■ **Problem requirements**
Leave every picture behind and copy the rest of the entries below exactly.
++++++++++++++++++++
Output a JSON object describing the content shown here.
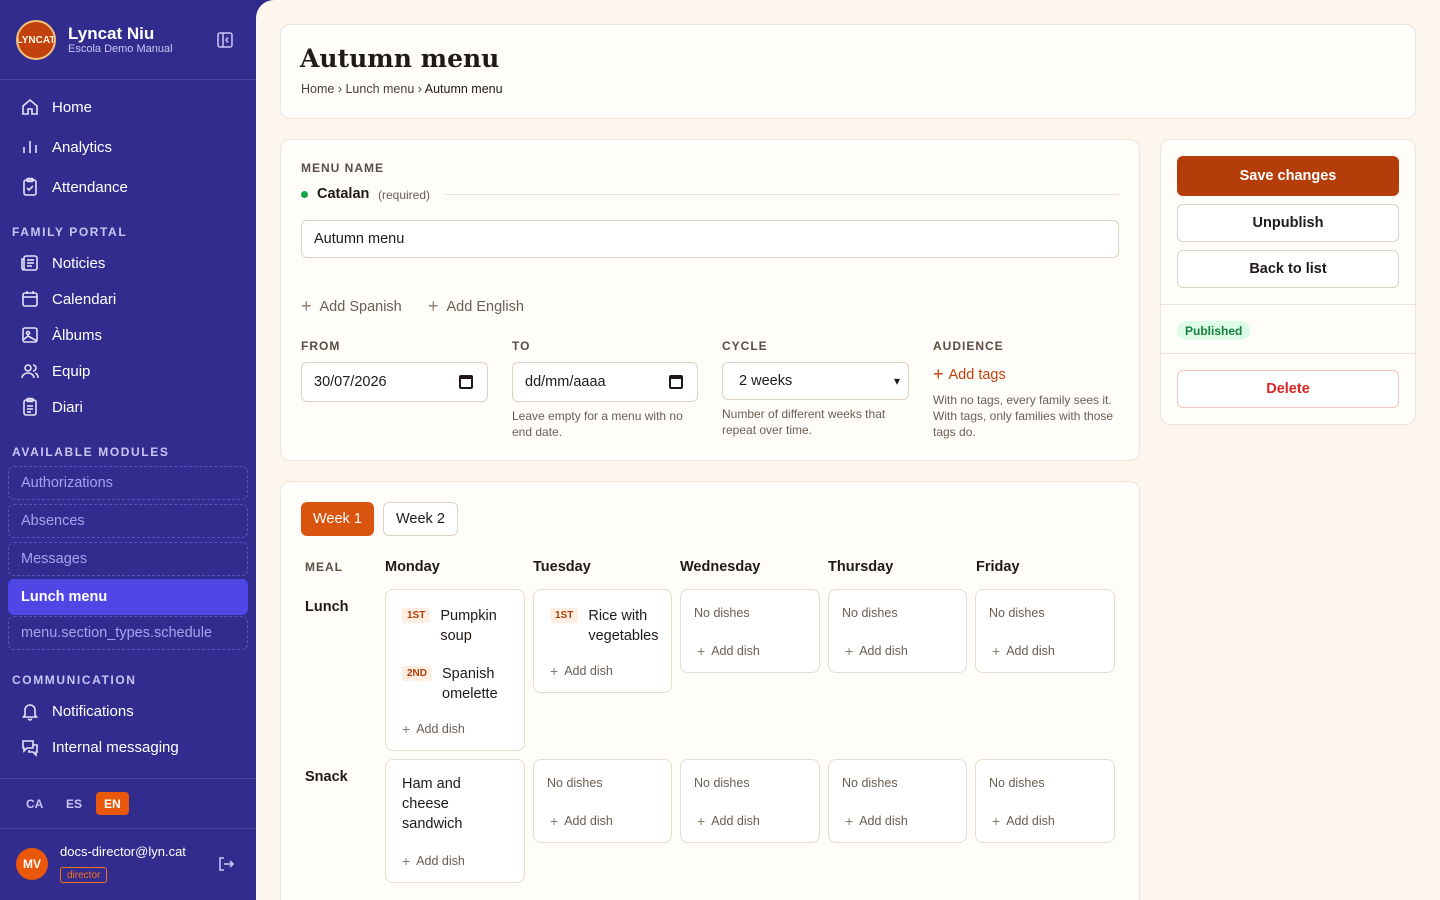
{
  "brand": {
    "name": "Lyncat Niu",
    "subtitle": "Escola Demo Manual",
    "logo_text": "LYNCAT"
  },
  "sidebar": {
    "items": [
      {
        "label": "Home"
      },
      {
        "label": "Analytics"
      },
      {
        "label": "Attendance"
      }
    ],
    "family_portal_title": "FAMILY PORTAL",
    "family_portal": [
      {
        "label": "Noticies"
      },
      {
        "label": "Calendari"
      },
      {
        "label": "Àlbums"
      },
      {
        "label": "Equip"
      },
      {
        "label": "Diari"
      }
    ],
    "modules_title": "AVAILABLE MODULES",
    "modules": [
      {
        "label": "Authorizations"
      },
      {
        "label": "Absences"
      },
      {
        "label": "Messages"
      },
      {
        "label": "Lunch menu"
      },
      {
        "label": "menu.section_types.schedule"
      }
    ],
    "communication_title": "COMMUNICATION",
    "communication": [
      {
        "label": "Notifications"
      },
      {
        "label": "Internal messaging"
      }
    ]
  },
  "languages": [
    "CA",
    "ES",
    "EN"
  ],
  "user": {
    "initials": "MV",
    "email": "docs-director@lyn.cat",
    "role": "director"
  },
  "header": {
    "title": "Autumn menu",
    "breadcrumb": {
      "home": "Home",
      "sep": "›",
      "parent": "Lunch menu",
      "current": "Autumn menu"
    }
  },
  "form": {
    "menu_name_label": "MENU NAME",
    "language": "Catalan",
    "required": "(required)",
    "name_value": "Autumn menu",
    "add_spanish": "Add Spanish",
    "add_english": "Add English",
    "from_label": "FROM",
    "from_value": "30/07/2026",
    "to_label": "TO",
    "to_placeholder": "dd/mm/aaaa",
    "to_help": "Leave empty for a menu with no end date.",
    "cycle_label": "CYCLE",
    "cycle_value": "2 weeks",
    "cycle_help": "Number of different weeks that repeat over time.",
    "audience_label": "AUDIENCE",
    "add_tags": "Add tags",
    "audience_help": "With no tags, every family sees it. With tags, only families with those tags do."
  },
  "actions": {
    "save": "Save changes",
    "unpublish": "Unpublish",
    "back": "Back to list",
    "status": "Published",
    "delete": "Delete"
  },
  "schedule": {
    "tabs": [
      "Week 1",
      "Week 2"
    ],
    "meal_header": "MEAL",
    "days": [
      "Monday",
      "Tuesday",
      "Wednesday",
      "Thursday",
      "Friday"
    ],
    "no_dishes": "No dishes",
    "add_dish": "Add dish",
    "lunch": {
      "label": "Lunch",
      "monday": [
        {
          "course": "1ST",
          "name_1": "Pumpkin",
          "name_2": "soup"
        },
        {
          "course": "2ND",
          "name_1": "Spanish",
          "name_2": "omelette"
        }
      ],
      "tuesday": [
        {
          "course": "1ST",
          "name_1": "Rice with",
          "name_2": "vegetables"
        }
      ]
    },
    "snack": {
      "label": "Snack",
      "monday": [
        {
          "name_1": "Ham and",
          "name_2": "cheese",
          "name_3": "sandwich"
        }
      ]
    }
  }
}
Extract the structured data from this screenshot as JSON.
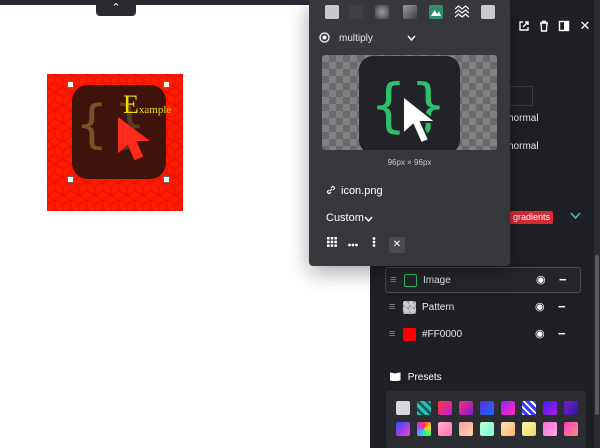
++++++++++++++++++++
■ **Answer below**
Output a JSON object describing the content shown here.
{
  "brand": {
    "name": "Lyncat Niu",
    "subtitle": "Escola Demo Manual",
    "logo_text": "LYNCAT"
  },
  "sidebar": {
    "items": [
      {
        "label": "Home"
      },
      {
        "label": "Analytics"
      },
      {
        "label": "Attendance"
      }
    ],
    "family_portal_title": "FAMILY PORTAL",
    "family_portal": [
      {
        "label": "Noticies"
      },
      {
        "label": "Calendari"
      },
      {
        "label": "Àlbums"
      },
      {
        "label": "Equip"
      },
      {
        "label": "Diari"
      }
    ],
    "modules_title": "AVAILABLE MODULES",
    "modules": [
      {
        "label": "Authorizations"
      },
      {
        "label": "Absences"
      },
      {
        "label": "Messages"
      },
      {
        "label": "Lunch menu"
      },
      {
        "label": "menu.section_types.schedule"
      }
    ],
    "communication_title": "COMMUNICATION",
    "communication": [
      {
        "label": "Notifications"
      },
      {
        "label": "Internal messaging"
      }
    ]
  },
  "languages": [
    "CA",
    "ES",
    "EN"
  ],
  "user": {
    "initials": "MV",
    "email": "docs-director@lyn.cat",
    "role": "director"
  },
  "header": {
    "title": "Autumn menu",
    "breadcrumb": {
      "home": "Home",
      "sep": "›",
      "parent": "Lunch menu",
      "current": "Autumn menu"
    }
  },
  "form": {
    "menu_name_label": "MENU NAME",
    "language": "Catalan",
    "required": "(required)",
    "name_value": "Autumn menu",
    "add_spanish": "Add Spanish",
    "add_english": "Add English",
    "from_label": "FROM",
    "from_value": "30/07/2026",
    "to_label": "TO",
    "to_placeholder": "dd/mm/aaaa",
    "to_help": "Leave empty for a menu with no end date.",
    "cycle_label": "CYCLE",
    "cycle_value": "2 weeks",
    "cycle_help": "Number of different weeks that repeat over time.",
    "audience_label": "AUDIENCE",
    "add_tags": "Add tags",
    "audience_help": "With no tags, every family sees it. With tags, only families with those tags do."
  },
  "actions": {
    "save": "Save changes",
    "unpublish": "Unpublish",
    "back": "Back to list",
    "status": "Published",
    "delete": "Delete"
  },
  "schedule": {
    "tabs": [
      "Week 1",
      "Week 2"
    ],
    "meal_header": "MEAL",
    "days": [
      "Monday",
      "Tuesday",
      "Wednesday",
      "Thursday",
      "Friday"
    ],
    "no_dishes": "No dishes",
    "add_dish": "Add dish",
    "lunch": {
      "label": "Lunch",
      "monday": [
        {
          "course": "1ST",
          "name_1": "Pumpkin",
          "name_2": "soup"
        },
        {
          "course": "2ND",
          "name_1": "Spanish",
          "name_2": "omelette"
        }
      ],
      "tuesday": [
        {
          "course": "1ST",
          "name_1": "Rice with",
          "name_2": "vegetables"
        }
      ]
    },
    "snack": {
      "label": "Snack",
      "monday": [
        {
          "name_1": "Ham and",
          "name_2": "cheese",
          "name_3": "sandwich"
        }
      ]
    }
  }
}
Extract the structured data from this screenshot as JSON.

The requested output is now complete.